interior is the major energy source of most deep sea (benthic) ecosystems which
occupy 50% of the planet. However we know surprisingly little about the fate of organic matter as soon as it escapes
the first 100 m and
how it affects deep sea ecosystems (e.g. their distribution, biomass,
diversity). For example the origin and transformations of organic matter
often determine its bioavailability (e.g. terrestrial organic matter
is more recalcitrant than marine organic matter); this is important
in understanding the functioning of marine ecosystems and the ultimate
fate of carbon in the ocean.
My approach: biomarkers and isotopes
The chemical composition of
water particles and sediments holds invaluable information
about the recent and past carbon and nitrogen cycles. For example certain
chemical compounds such as lipids (e.g. fatty acids and sterols),
pigments (e.g. chlorophyll products and carotenoids) or some amino
acids can retain information on their biological origin. These compounds
are thus labelled biomarkers and their distributions
used together with their carbon and nitrogen stable isotopic
composition (also diagnostic for origin, burial or trophic modification) can shed light to the transformation pathways
of marine organic matter and thus the cycling of carbon in the ocean.
Biogeochemistry of Seamounts - Funded by Census of Seamounts
Twilight zone to deep-ocean floor. Developing an understanding of particle dynamics and trophic interactions using a molecular experimental approach. NERC funded (OCEANS 2025 Programme, Theme 5)
Hotspot Ecosystem Research and Man's Impact On European Seas (HERMIONE) - EU funded
Hotspot Ecosystem Research on the Margins of European Seas (HERMES) - EU funded
Oceanic seamounts: An integrated study (OASIS) - EU funded
Atlantic Coral Ecosystem Study (ACES) - EU funded
Environmental Controls on Mound Formation Along the European Margin (ECOMOUND) - EU funded

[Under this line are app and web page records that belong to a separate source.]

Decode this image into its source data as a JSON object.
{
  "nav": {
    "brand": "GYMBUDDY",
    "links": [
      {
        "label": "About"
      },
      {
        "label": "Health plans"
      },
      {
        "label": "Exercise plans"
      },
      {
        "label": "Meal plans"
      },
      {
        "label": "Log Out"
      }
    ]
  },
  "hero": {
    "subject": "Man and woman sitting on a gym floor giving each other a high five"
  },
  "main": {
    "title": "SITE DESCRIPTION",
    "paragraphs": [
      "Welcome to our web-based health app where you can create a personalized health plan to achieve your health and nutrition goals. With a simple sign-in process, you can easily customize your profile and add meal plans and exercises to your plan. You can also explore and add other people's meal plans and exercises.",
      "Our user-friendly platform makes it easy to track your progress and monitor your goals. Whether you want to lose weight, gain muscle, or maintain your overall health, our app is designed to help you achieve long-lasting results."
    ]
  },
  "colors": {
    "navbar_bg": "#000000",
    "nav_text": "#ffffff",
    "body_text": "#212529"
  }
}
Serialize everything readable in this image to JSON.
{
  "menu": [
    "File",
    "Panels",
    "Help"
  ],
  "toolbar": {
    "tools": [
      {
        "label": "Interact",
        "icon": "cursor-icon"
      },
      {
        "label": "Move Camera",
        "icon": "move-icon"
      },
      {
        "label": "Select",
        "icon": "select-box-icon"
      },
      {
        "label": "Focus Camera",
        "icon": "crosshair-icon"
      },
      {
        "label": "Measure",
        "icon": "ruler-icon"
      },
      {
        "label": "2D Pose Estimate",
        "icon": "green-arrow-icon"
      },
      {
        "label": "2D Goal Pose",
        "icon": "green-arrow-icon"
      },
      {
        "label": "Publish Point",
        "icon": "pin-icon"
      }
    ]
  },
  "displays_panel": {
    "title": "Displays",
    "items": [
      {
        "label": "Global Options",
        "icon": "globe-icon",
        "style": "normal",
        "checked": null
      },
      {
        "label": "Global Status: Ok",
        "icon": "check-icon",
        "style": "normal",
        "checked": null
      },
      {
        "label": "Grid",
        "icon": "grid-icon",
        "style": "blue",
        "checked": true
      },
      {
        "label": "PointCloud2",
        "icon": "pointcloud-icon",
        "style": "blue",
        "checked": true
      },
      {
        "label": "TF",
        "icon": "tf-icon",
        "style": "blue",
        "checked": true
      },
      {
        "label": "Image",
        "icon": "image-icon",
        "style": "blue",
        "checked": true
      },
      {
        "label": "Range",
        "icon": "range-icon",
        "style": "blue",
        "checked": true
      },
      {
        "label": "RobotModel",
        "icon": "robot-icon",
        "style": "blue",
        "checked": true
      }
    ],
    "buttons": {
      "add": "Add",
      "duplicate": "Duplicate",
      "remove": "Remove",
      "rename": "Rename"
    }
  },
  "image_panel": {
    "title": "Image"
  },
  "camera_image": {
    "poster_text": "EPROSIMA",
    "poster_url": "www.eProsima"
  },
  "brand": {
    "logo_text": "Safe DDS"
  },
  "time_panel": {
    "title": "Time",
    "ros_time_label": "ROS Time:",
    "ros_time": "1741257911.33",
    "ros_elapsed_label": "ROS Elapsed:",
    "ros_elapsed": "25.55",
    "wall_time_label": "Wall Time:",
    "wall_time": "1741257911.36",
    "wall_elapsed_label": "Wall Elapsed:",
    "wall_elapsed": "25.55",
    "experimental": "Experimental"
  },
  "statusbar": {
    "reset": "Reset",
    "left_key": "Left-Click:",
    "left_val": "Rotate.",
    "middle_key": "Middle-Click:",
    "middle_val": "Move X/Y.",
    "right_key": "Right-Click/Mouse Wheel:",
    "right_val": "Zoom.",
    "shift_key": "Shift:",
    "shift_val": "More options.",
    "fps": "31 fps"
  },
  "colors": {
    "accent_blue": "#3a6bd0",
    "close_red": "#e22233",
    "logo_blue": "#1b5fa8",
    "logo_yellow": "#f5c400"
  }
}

High-Resolution Temporal and Spatial Study of the Benthic Biology and Geochemistry of a north-eastern Atlantic Abyssal Locality (BENGAL) - EU funded